--- Task to complete ---
Check every line of the entries below for the word "time", and copy the ones that have it.

--- Dataset content ---

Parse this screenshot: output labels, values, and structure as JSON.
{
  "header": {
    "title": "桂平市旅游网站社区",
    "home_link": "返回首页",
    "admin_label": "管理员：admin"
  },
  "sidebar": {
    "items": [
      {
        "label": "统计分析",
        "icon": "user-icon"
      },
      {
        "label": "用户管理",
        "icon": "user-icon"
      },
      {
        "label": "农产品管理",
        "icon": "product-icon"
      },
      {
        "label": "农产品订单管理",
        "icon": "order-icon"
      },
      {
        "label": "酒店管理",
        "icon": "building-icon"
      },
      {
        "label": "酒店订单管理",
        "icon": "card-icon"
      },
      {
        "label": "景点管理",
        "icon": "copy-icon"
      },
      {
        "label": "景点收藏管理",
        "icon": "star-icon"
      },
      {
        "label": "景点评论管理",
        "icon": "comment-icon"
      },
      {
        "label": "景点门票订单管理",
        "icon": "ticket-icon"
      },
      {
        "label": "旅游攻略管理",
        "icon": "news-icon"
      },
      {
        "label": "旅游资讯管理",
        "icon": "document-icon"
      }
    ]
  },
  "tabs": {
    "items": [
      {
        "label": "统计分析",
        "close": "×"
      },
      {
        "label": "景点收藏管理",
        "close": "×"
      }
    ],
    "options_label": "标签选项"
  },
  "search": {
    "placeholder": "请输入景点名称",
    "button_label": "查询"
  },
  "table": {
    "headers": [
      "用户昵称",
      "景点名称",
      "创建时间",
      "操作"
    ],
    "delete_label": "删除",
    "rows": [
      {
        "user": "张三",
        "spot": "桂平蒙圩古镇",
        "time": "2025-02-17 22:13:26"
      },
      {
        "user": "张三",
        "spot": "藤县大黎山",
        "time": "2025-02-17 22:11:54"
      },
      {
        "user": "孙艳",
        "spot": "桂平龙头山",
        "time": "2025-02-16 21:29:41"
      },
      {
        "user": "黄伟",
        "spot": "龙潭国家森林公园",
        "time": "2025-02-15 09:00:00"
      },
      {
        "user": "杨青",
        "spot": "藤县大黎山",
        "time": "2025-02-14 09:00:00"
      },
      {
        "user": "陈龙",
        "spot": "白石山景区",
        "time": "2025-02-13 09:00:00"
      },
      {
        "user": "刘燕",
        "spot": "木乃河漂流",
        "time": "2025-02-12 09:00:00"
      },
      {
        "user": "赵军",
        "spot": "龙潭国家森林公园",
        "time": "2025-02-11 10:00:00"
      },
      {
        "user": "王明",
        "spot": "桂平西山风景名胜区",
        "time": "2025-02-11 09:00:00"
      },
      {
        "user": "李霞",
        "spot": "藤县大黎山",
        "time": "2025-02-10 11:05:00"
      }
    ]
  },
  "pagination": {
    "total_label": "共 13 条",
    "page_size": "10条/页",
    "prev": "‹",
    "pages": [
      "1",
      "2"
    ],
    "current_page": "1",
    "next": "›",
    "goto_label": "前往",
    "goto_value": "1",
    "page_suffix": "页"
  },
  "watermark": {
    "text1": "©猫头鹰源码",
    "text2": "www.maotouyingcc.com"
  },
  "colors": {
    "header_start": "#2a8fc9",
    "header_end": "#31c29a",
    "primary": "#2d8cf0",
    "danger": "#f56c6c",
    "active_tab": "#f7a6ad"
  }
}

--- Written reply ---
        "time": "2025-02-17 22:13:26"
        "time": "2025-02-17 22:11:54"
        "time": "2025-02-16 21:29:41"
        "time": "2025-02-15 09:00:00"
        "time": "2025-02-14 09:00:00"
        "time": "2025-02-13 09:00:00"
        "time": "2025-02-12 09:00:00"
        "time": "2025-02-11 10:00:00"
        "time": "2025-02-11 09:00:00"
        "time": "2025-02-10 11:05:00"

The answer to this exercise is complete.